It is true that coffee culture has been progressing rapidly and it is amazing. There used to be very few places with delicious espresso and flat white but there are plenty in Prague these days. I’m afraid, though, that it might turn into the ‘art for art’ principle because excellent coffee places will only get a special sort of customer. This is for example what we are trying to change - by helping new uninitiated customers to understand the types of coffee that we have and to choose the one type they will enjoy the most. I get the order for Turkish coffee several times a week but there is nothing wrong with it. The way is to explain to them why we don’t have Turkish coffee on our menu, effects that it has on health, other options that they might have at home, and, of course, to help them find what they are looking for, whether it be an Americano, drip, etc.
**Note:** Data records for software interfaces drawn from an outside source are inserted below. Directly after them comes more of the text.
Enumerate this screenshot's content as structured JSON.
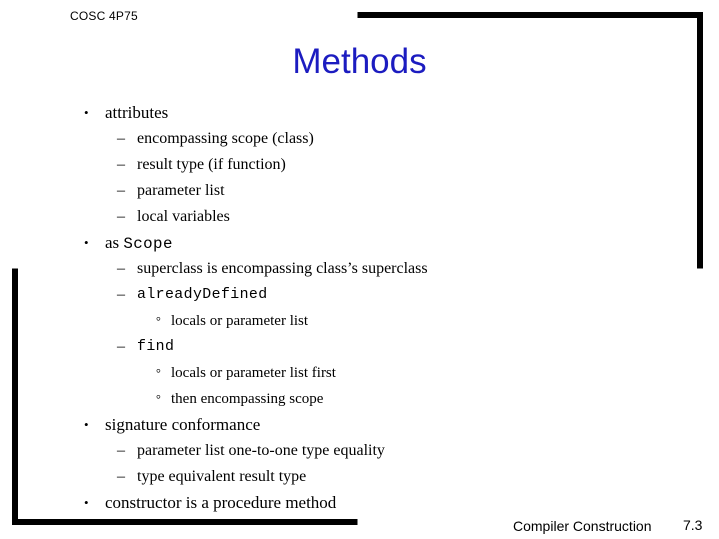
{
  "header": {
    "course_code": "COSC 4P75"
  },
  "title": {
    "text": "Methods",
    "color": "#1c1cc0"
  },
  "footer": {
    "label": "Compiler Construction",
    "page_number": "7.3"
  },
  "bullets": {
    "marks": {
      "level1": "•",
      "level2": "–",
      "level3": "°"
    }
  },
  "outline": [
    {
      "level": 1,
      "text": "attributes"
    },
    {
      "level": 2,
      "text": "encompassing scope (class)"
    },
    {
      "level": 2,
      "text": "result type (if function)"
    },
    {
      "level": 2,
      "text": "parameter list"
    },
    {
      "level": 2,
      "text": "local variables"
    },
    {
      "level": 1,
      "text_plain": "as ",
      "text_code": "Scope"
    },
    {
      "level": 2,
      "text": "superclass is encompassing class’s superclass"
    },
    {
      "level": 2,
      "text_code": "alreadyDefined"
    },
    {
      "level": 3,
      "text": "locals or parameter list"
    },
    {
      "level": 2,
      "text_code": "find"
    },
    {
      "level": 3,
      "text": "locals or parameter list first"
    },
    {
      "level": 3,
      "text": "then encompassing scope"
    },
    {
      "level": 1,
      "text": "signature conformance"
    },
    {
      "level": 2,
      "text": "parameter list one-to-one type equality"
    },
    {
      "level": 2,
      "text": "type equivalent result type"
    },
    {
      "level": 1,
      "text": "constructor is a procedure method"
    }
  ]
}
You are also famous for delicious cakes and pies. Do you have a usual menu or does you mum enjoy experimenting? What would you recommend for us to have with our coffee?
It is hard to say. My mum tries to balance the menu so everyone can find what they like. Plus she always adds something extra and exciting. She also uses seasonal ingredients, now, for example, we have a rhubarb pie. Specialities on our menu are raw non-baked desserts and new gluten-free brownies without flour.
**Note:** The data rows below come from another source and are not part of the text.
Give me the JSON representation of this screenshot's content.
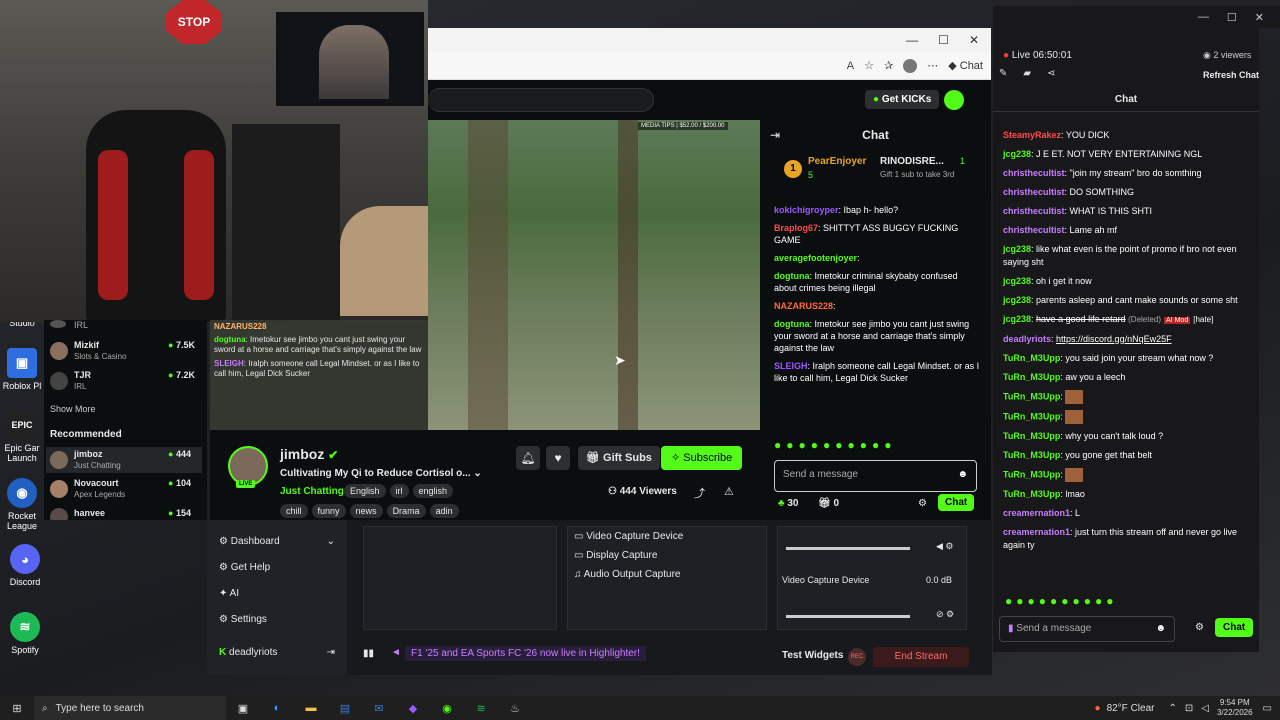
{
  "desktop": {
    "icons": [
      {
        "label": "Studio",
        "name": "studio-desktop-icon",
        "color": "#2d6ee0"
      },
      {
        "label": "Roblox Pl",
        "name": "roblox-desktop-icon",
        "color": "#2d6ee0"
      },
      {
        "label": "Epic Gar Launch",
        "name": "epic-desktop-icon",
        "color": "#333"
      },
      {
        "label": "Rocket League",
        "name": "rocket-league-desktop-icon",
        "color": "#2060c0"
      },
      {
        "label": "Discord",
        "name": "discord-desktop-icon",
        "color": "#5865f2"
      },
      {
        "label": "Spotify",
        "name": "spotify-desktop-icon",
        "color": "#1db954"
      }
    ]
  },
  "kick": {
    "get_kicks": "Get KICKs",
    "chat_title": "Chat",
    "leader": {
      "rank": "1",
      "name": "PearEnjoyer",
      "count": "5",
      "name2": "RINODISRE...",
      "count2": "1",
      "gift_hint": "Gift 1 sub to take 3rd"
    },
    "messages": [
      {
        "user": "kokichigroyper",
        "text": "Ibap h- hello?",
        "color": "#9b59ff"
      },
      {
        "user": "Braplog67",
        "text": "SHITTYT ASS BUGGY FUCKING GAME",
        "color": "#ff4b4b"
      },
      {
        "user": "averagefootenjoyer",
        "text": "",
        "color": "#53fc18"
      },
      {
        "user": "dogtuna",
        "text": "Imetokur criminal skybaby confused about crimes being illegal",
        "color": "#53fc18"
      },
      {
        "user": "NAZARUS228",
        "text": "",
        "color": "#ff6b3d"
      },
      {
        "user": "dogtuna",
        "text": "Imetokur see jimbo you cant just swing your sword at a horse and carriage that's simply against the law",
        "color": "#53fc18"
      },
      {
        "user": "SLEIGH",
        "text": "Iralph someone call Legal Mindset. or as I like to call him, Legal Dick Sucker",
        "color": "#9b59ff"
      }
    ],
    "send_placeholder": "Send a message",
    "points": "30",
    "gift_count": "0",
    "chat_button": "Chat",
    "streamer": "jimboz",
    "stream_title": "Cultivating My Qi to Reduce Cortisol o...",
    "category": "Just Chatting",
    "tags_row1": [
      "English",
      "irl",
      "english"
    ],
    "tags_row2": [
      "chill",
      "funny",
      "news",
      "Drama",
      "adin"
    ],
    "live_badge": "LIVE",
    "gift_subs": "Gift Subs",
    "subscribe": "Subscribe",
    "viewers": "444 Viewers",
    "sidebar": {
      "items_top": [
        {
          "name": "IRL",
          "sub": ""
        },
        {
          "name": "Mizkif",
          "sub": "Slots & Casino",
          "count": "7.5K"
        },
        {
          "name": "TJR",
          "sub": "IRL",
          "count": "7.2K"
        }
      ],
      "show_more": "Show More",
      "recommended": "Recommended",
      "items_rec": [
        {
          "name": "jimboz",
          "sub": "Just Chatting",
          "count": "444"
        },
        {
          "name": "Novacourt",
          "sub": "Apex Legends",
          "count": "104"
        },
        {
          "name": "hanvee",
          "sub": "",
          "count": "154"
        }
      ]
    },
    "overlay": {
      "user0": "NAZARUS228",
      "msg1_user": "dogtuna",
      "msg1": "Imetokur see jimbo you cant just swing your sword at a horse and carriage that's simply against the law",
      "msg2_user": "SLEIGH",
      "msg2": "Iralph someone call Legal Mindset. or as I like to call him, Legal Dick Sucker"
    },
    "hud": "MEDIA TIPS | $52.00 / $200.00"
  },
  "right_chat": {
    "status": "Live 06:50:01",
    "viewers": "2 viewers",
    "refresh": "Refresh Chat",
    "title": "Chat",
    "messages": [
      {
        "user": "SteamyRakez",
        "text": "YOU DICK",
        "color": "#ff4b4b"
      },
      {
        "user": "jcg238",
        "text": "J E ET. NOT VERY ENTERTAINING NGL",
        "color": "#53fc18"
      },
      {
        "user": "christhecultist",
        "text": "\"join my stream\" bro do somthing",
        "color": "#c77dff"
      },
      {
        "user": "christhecultist",
        "text": "DO SOMTHING",
        "color": "#c77dff"
      },
      {
        "user": "christhecultist",
        "text": "WHAT IS THIS SHTI",
        "color": "#c77dff"
      },
      {
        "user": "christhecultist",
        "text": "Lame ah mf",
        "color": "#c77dff"
      },
      {
        "user": "jcg238",
        "text": "like what even is the point of promo if bro not even saying sht",
        "color": "#53fc18"
      },
      {
        "user": "jcg238",
        "text": "oh i get it now",
        "color": "#53fc18"
      },
      {
        "user": "jcg238",
        "text": "parents asleep and cant make sounds or some sht",
        "color": "#53fc18"
      },
      {
        "user": "jcg238",
        "text": "have a good life retard",
        "color": "#53fc18",
        "deleted": "(Deleted)",
        "ai": "AI Mod",
        "hate": "[hate]"
      },
      {
        "user": "deadlyriots",
        "text": "https://discord.gg/nNqEw25F",
        "color": "#c77dff",
        "link": true
      },
      {
        "user": "TuRn_M3Upp",
        "text": "you said join your stream what now ?",
        "color": "#53fc18"
      },
      {
        "user": "TuRn_M3Upp",
        "text": "aw you a leech",
        "color": "#53fc18"
      },
      {
        "user": "TuRn_M3Upp",
        "text": "",
        "color": "#53fc18",
        "emote": true
      },
      {
        "user": "TuRn_M3Upp",
        "text": "",
        "color": "#53fc18",
        "emote": true
      },
      {
        "user": "TuRn_M3Upp",
        "text": "why you can't talk loud ?",
        "color": "#53fc18"
      },
      {
        "user": "TuRn_M3Upp",
        "text": "you gone get that belt",
        "color": "#53fc18"
      },
      {
        "user": "TuRn_M3Upp",
        "text": "",
        "color": "#53fc18",
        "emote": true
      },
      {
        "user": "TuRn_M3Upp",
        "text": "lmao",
        "color": "#53fc18"
      },
      {
        "user": "creamernation1",
        "text": "L",
        "color": "#c77dff"
      },
      {
        "user": "creamernation1",
        "text": "just turn this stream off and never go live again ty",
        "color": "#c77dff"
      }
    ],
    "placeholder": "Send a message",
    "chat_button": "Chat"
  },
  "obs": {
    "menu": [
      "Dashboard",
      "Get Help",
      "AI",
      "Settings"
    ],
    "user": "deadlyriots",
    "sources": [
      "Video Capture Device",
      "Display Capture",
      "Audio Output Capture"
    ],
    "mixer_label": "Video Capture Device",
    "mixer_db": "0.0 dB",
    "ticker": "F1 '25 and EA Sports FC '26 now live in Highlighter!",
    "test_widgets": "Test Widgets",
    "rec": "REC",
    "end_stream": "End Stream"
  },
  "taskbar": {
    "search": "Type here to search",
    "weather": "82°F  Clear",
    "time": "9:54 PM",
    "date": "3/22/2026"
  },
  "colors": {
    "kick_green": "#53fc18",
    "bg": "#0b0e0f"
  }
}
Apart from the family coffee business you study filmmaking. How do you want to link these two professions in the future?
(laughs) We will see. They are both very different. However, you need a cup of good coffee when filming and cafés need good directing. What I am really interested in is connecting the public space with art and creating local community spaces and subcultures. This doesn’t need to be just about film and photography but also literature, music, and creative community events. Coffee places were always the spots where political and socio-cultural movements and opinions were formed. This declined during the communist era and after the revolution it moved to varied student associations and other places where a regular person doesn’t have access. I would like to revive this, to move it back to coffee places, to provoke ordinary customers’ minds. Thus the customer would feel a connection to a certain place. This is my personal strategy for Café Nový Svět in the future – the possibility to build a new multicultural place in Prague’s Hradčany.